During the Industrial Revolution, children as young as four were employed in production factories with dangerous, and often fatal, working conditions. Based on this understanding of the use of children as labourers, it is now considered by wealthy countries to be a human rights violation, and is outlawed, while some poorer countries may allow or tolerate child labour. Child labour can also be defined as the full-time employment of children who are under a minimum legal age.
The Victorian era became notorious for employing young children in factories and mines and as chimney sweeps. Child labour played an important role in the Industrial Revolution from its outset, often brought about ...view middle of the document...
In the early 1900s, thousands of boys were employed in glass making industries. Glass making was a dangerous and tough job especially without the current technologies. The process of making glass includes intense heat to melt glass (3133°F). When the boys are at work, they are exposed to this heat. This could cause eye trouble, lung aliments, heat exhaustion, cut, and burns. Since workers were paid by the piece, they had to work productively for hours without a break. Since furnaces had to be constantly burning, there were night shifts from 5:00 P.M. to 3:00 A.M. Many factory owners preferred boys under 16 years of age.
Children as young as three were put to work. A high number of children also worked as prostitutes. Many children (and adults) worked 16 hour days. As early as 1802 and 1819 Factory Acts were passed to regulate the working hours of workhouse children in factories and cotton mills to 12 hours per day. These acts were largely ineffective and after radical agitation, by for example the "Short Time Committees" in 1831, a Royal Commission recommended in 1833 that children aged 11–18 should work a maximum of 12 hours per day, children aged 9–11 a maximum of eight hours, and children under the age of nine were no longer permitted to work. This act however only applied to the textile industry, and further agitation led to another act in 1847 limiting both adults and children to 10 hour working days.

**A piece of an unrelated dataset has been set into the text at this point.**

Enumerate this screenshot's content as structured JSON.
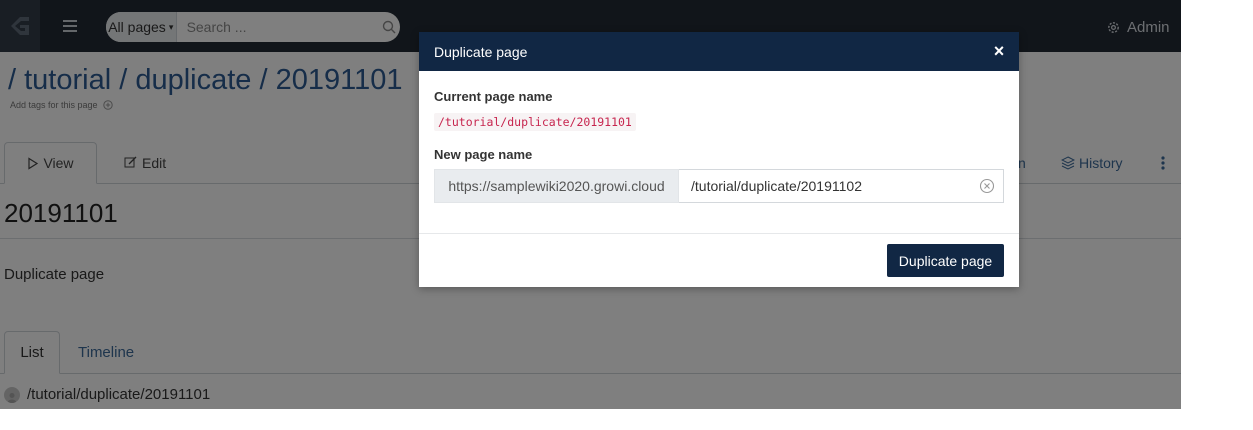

An estimated 1.7 million children under the age of fifteen were employed in American industry by 1900.
In 1910, over 2 million children in the same age group were employed in the United States. This included children who rolled cigarettes, engaged in factory work, worked as doffers in textile mills, worked in coal mines and were employed in canneries. Lewis Hine's photographs of child laborers in the 1910s powerfully evoked the plight of working children in the American south. Hines took these photographs between 1908 and 1917 as staff photographer for the National Child Labor Committee.
Proposals to regulate child labor began as early as 1786. 
An eight year old boy making his livelihood by showing a playful monkey in a running train in India in 2011.
See also: Children's rights
Child labour is still common in some parts of the world, it can be factory work, mining, prostitution, quarrying, agriculture, helping in the parents' business, having one's own small business (for example selling food), or doing odd jobs. Some children work as guides for tourists, sometimes combined with bringing in business for shops and restaurants (where they may also work as waiters). Other children are forced to do tedious and repetitive jobs such as assembling boxes, polishing shoes, stocking a store's products, or cleaning. However, rather than in factories and sweatshops, most child labour occurs in the informal sector, "selling many things on the streets, at work in agriculture or hidden away in...